Thinking about your issue, I believe that the question is actually a different one: You try to go this way because you plan to optimize the memory usage of Cycles when rendering hair. Now the good news is that converting your hair patch to a mesh is actually unneccessary in this case. Blenders hair system allows you not only to create hair strands, but also to distribute other objects (as you know) and groups over the surface. If you turn your initial hair patch into a group, you can spread that as an instance over the target mesh, keeping the whole look of it intact.
Step 1: Create the group using Ctrl+G and give it a decent name (i chose hairPatch).
Step 2: Create another hair particle system on the target mesh and select the group to be duplicated:
At this point you'll see a glitch: you can see the base mesh from which you emitted your hair system from distributed across, but the grass blades are all in the center of the mesh.

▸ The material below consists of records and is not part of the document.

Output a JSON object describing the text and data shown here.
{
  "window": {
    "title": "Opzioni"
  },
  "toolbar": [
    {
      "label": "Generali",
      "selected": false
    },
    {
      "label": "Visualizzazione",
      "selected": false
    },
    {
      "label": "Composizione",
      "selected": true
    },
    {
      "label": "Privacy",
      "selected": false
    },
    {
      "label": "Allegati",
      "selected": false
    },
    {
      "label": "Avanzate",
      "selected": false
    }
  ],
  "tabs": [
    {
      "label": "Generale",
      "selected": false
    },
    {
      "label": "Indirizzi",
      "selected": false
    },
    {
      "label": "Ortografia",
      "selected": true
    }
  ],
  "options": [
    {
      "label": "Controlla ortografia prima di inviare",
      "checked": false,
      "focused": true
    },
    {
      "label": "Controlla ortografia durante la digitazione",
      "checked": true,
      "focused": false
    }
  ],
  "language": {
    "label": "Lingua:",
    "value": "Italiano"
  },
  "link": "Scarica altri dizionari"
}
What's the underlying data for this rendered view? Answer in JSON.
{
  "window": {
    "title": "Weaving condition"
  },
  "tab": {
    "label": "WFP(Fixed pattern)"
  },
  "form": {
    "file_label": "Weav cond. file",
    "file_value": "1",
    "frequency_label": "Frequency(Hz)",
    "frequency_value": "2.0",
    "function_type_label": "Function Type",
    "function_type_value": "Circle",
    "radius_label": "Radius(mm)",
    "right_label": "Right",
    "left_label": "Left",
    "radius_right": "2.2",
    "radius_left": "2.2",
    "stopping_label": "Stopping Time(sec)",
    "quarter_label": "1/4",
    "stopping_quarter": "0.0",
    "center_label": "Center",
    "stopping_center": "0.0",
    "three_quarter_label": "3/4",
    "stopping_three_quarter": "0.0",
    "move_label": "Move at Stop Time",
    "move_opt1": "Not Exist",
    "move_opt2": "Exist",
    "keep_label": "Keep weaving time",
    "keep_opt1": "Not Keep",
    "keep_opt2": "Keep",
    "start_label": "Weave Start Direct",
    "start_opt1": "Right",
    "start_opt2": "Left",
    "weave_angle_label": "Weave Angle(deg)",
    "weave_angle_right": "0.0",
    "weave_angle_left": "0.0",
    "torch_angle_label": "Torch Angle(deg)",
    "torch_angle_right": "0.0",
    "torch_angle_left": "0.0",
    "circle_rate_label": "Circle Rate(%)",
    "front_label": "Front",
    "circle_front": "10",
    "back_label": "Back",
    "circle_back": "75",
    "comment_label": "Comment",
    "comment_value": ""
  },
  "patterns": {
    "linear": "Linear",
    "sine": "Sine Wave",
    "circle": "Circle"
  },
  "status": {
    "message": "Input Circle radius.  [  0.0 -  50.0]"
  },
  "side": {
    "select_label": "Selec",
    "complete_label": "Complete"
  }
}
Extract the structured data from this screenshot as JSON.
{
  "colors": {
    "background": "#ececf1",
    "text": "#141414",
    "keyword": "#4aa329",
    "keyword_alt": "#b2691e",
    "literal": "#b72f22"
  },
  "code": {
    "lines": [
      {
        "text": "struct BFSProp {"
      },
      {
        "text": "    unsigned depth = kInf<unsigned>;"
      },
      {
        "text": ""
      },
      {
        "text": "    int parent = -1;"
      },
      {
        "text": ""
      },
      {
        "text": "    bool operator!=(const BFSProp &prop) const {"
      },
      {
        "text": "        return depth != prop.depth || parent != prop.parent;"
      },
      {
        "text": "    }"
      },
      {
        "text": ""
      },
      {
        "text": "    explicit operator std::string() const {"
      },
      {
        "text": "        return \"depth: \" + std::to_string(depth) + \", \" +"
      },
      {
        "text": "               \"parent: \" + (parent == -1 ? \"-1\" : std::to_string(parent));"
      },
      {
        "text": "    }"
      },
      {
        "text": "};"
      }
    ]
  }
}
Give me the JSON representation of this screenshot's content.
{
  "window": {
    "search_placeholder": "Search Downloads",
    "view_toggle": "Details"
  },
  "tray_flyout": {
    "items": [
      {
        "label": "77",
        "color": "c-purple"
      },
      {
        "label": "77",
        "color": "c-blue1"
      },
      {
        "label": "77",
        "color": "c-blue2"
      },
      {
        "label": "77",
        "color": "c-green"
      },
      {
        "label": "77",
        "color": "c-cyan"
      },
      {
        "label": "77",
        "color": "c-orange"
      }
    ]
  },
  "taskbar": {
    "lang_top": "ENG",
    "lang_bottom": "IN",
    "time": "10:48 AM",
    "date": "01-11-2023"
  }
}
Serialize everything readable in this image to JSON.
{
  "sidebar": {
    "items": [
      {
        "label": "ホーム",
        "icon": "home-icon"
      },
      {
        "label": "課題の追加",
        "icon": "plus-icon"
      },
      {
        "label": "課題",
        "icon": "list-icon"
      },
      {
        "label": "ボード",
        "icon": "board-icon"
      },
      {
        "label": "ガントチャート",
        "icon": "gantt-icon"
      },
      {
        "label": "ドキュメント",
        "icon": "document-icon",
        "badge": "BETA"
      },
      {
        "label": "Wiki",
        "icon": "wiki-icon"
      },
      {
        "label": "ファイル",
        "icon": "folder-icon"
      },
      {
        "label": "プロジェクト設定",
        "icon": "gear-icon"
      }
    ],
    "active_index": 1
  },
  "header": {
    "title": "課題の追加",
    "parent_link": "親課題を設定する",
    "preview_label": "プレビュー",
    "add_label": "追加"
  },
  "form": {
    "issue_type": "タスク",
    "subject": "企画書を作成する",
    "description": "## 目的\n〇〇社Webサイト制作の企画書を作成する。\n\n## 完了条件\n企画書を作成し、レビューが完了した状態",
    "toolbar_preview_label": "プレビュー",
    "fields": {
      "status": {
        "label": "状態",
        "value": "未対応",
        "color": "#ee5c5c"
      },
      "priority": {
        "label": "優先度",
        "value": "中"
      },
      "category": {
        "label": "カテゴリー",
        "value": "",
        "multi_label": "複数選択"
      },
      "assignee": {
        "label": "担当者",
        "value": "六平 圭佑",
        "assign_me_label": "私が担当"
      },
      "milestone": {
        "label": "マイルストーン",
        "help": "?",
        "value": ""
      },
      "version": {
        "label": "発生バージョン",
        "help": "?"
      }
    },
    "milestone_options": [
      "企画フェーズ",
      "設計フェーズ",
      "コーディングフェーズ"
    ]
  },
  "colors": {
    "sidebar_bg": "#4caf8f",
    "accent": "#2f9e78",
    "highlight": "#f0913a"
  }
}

Luckily, this is only happening in the viewport, when you render they distribute fine. The last thing you need to do is orient and scale the blade patch correctly. Blender emits by default the instance along the Y-Axis. If you change the particle system to "advanced", you can set the emission velocities manually. The higher the velocity the larger the instance. By default there is a velocity set on the "Normal" value. If you use the "Tangent" value instead, the emission happens in Z axis direction. For scaling in my scene these values worked:
notice that the rendering starts almost immediately, which is a sign that really only one instance of the grass patch is exported to cycles. The memory report in the viewport from my point of view cannot be used as a reference unfortunately. For me it reported LESS memory used when rendering the complete scene than it did for just rendering the single grass patch, which cannot be the case. Anyways, this is the final image (I know, it's a masterpiece):